The US Navy’s newest expeditionary fast transport (EPF) vessel, the future USNS Carson City (EPF 7), has completed acceptance trials during an underway period in the Gulf of Mexico.

During the trials, the navy’s Board of Inspection and Survey (INSURV) remained on-board the vessel to examine and evaluate the ship’s performance.

The trial included a range of tests that were conducted both dockside and underway in order to evaluate the operational readiness of the vessel prior to its delivery to the US Navy.

"Acceptance trials is a major step towards delivering Carson City to the navy."

The vessel is made to undergo such thorough testing to ensure the delivery of a functional, safe and capable naval vessel.

Program Executive Office strategic and theatre sealift programme manager captain Henry Stevens said: "Acceptance trials is a major step towards delivering Carson City to the navy.

"The ship performed very well at acceptance trials, which is a great reflection of the hard work of our contractor and government team’s commitment to delivering quality ships."

The future USNS Carson city is the seventh of the ten EPFs, formerly known as joint high-speed vessels (JHSV), being built by Austal under a $1.6bn US Navy block-buy contract.

The 338ft-long shallow draft aluminium catamaran vessel is a non-combatant vessel, which is designed to deliver high volume, speed and flexibility in its operation.

It can be deployed to engage in a range of missions such as manoeuvring and sustainment, relief operations in small or damaged ports, and logistics support for quick transport.

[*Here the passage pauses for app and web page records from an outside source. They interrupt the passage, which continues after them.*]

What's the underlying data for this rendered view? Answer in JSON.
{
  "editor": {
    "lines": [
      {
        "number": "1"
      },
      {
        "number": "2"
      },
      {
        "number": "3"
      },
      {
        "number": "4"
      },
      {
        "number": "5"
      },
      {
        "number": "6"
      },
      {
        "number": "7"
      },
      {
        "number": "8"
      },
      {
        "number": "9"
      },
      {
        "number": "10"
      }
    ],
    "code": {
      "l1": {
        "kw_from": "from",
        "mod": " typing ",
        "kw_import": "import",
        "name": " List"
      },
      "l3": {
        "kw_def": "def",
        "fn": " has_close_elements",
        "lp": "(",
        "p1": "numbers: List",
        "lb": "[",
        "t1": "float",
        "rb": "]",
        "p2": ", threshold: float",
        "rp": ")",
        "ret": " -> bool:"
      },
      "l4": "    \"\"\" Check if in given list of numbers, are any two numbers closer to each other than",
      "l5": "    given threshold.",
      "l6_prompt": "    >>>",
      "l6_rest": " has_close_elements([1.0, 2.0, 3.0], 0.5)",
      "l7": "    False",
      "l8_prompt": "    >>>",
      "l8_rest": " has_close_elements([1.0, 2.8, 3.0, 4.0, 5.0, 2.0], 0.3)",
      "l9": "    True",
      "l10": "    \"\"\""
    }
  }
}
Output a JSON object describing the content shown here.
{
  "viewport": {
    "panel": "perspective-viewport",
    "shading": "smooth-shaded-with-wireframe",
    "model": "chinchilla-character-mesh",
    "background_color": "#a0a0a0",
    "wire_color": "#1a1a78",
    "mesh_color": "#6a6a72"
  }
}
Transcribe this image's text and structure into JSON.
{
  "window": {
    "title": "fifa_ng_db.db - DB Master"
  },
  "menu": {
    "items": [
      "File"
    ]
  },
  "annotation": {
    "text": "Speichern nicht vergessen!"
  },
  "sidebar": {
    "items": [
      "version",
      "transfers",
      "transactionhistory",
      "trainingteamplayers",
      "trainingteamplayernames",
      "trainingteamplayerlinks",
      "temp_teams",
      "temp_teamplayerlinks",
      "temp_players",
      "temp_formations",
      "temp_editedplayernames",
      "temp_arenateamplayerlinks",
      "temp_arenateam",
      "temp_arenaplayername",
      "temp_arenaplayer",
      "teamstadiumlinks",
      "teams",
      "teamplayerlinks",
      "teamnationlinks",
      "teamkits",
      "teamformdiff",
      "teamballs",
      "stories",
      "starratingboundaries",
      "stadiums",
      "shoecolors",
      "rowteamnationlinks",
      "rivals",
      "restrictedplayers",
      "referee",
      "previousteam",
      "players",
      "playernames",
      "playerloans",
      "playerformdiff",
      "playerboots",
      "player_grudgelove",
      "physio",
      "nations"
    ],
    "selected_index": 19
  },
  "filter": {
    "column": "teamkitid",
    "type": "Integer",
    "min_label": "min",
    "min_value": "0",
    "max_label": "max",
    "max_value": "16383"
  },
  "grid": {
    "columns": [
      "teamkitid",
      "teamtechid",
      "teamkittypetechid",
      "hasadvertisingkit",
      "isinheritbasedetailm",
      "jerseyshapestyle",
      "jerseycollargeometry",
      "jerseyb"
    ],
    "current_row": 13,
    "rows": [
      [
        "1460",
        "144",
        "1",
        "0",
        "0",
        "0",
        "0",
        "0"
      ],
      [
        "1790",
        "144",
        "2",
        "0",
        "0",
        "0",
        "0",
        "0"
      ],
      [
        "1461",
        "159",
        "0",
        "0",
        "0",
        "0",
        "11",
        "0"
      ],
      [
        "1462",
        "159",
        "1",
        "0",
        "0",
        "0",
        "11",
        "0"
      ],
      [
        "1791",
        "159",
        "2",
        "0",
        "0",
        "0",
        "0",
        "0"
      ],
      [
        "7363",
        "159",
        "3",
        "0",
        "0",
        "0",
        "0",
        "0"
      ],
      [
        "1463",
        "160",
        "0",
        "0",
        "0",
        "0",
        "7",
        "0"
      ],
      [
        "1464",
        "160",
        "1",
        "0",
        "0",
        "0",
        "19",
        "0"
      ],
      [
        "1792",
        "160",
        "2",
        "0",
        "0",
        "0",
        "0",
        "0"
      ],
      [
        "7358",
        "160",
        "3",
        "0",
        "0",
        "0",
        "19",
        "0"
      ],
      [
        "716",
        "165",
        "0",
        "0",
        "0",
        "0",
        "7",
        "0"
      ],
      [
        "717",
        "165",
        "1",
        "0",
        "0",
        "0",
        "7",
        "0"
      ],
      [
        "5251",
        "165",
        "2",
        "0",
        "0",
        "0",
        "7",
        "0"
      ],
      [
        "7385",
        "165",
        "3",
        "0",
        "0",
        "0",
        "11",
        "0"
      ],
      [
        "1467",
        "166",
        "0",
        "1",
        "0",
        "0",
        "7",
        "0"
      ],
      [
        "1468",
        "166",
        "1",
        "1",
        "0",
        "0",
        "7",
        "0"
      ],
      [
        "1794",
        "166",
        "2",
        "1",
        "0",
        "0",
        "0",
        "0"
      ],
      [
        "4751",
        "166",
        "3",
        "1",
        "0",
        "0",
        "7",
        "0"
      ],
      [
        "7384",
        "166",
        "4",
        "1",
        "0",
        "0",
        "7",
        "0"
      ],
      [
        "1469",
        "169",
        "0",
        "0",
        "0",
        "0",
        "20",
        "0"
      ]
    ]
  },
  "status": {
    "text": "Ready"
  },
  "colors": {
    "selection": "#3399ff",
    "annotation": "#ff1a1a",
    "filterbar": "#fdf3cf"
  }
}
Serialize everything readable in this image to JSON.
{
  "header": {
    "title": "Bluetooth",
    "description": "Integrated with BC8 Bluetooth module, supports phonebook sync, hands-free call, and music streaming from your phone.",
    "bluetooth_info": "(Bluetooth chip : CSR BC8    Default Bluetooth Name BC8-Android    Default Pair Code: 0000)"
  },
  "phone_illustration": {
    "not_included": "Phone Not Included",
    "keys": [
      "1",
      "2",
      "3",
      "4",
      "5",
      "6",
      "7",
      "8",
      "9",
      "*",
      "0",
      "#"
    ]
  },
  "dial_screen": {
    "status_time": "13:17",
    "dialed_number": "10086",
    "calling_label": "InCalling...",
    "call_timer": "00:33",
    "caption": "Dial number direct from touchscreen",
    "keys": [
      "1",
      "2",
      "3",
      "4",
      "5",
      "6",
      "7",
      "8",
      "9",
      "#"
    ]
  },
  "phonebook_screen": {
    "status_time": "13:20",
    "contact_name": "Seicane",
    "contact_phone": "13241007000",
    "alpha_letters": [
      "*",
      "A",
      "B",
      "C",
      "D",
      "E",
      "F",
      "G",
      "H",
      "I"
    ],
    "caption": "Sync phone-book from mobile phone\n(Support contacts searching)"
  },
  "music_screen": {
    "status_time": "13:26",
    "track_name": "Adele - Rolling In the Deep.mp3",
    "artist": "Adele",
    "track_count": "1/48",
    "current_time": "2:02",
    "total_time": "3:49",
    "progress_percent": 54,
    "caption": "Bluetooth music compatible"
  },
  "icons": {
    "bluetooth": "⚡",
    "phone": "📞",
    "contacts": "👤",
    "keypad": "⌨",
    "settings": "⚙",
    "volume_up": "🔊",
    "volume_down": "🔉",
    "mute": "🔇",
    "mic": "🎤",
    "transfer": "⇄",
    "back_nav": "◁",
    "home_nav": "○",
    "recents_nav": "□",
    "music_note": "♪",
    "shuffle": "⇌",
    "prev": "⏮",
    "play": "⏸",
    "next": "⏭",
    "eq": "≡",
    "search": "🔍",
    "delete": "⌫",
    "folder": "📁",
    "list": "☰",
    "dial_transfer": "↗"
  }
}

USS Carson City is outfitted with a flight deck to support day and night aircraft launch and recovery operations and features an airline-style seating for 312 embarked forces with fixed berthing for 104.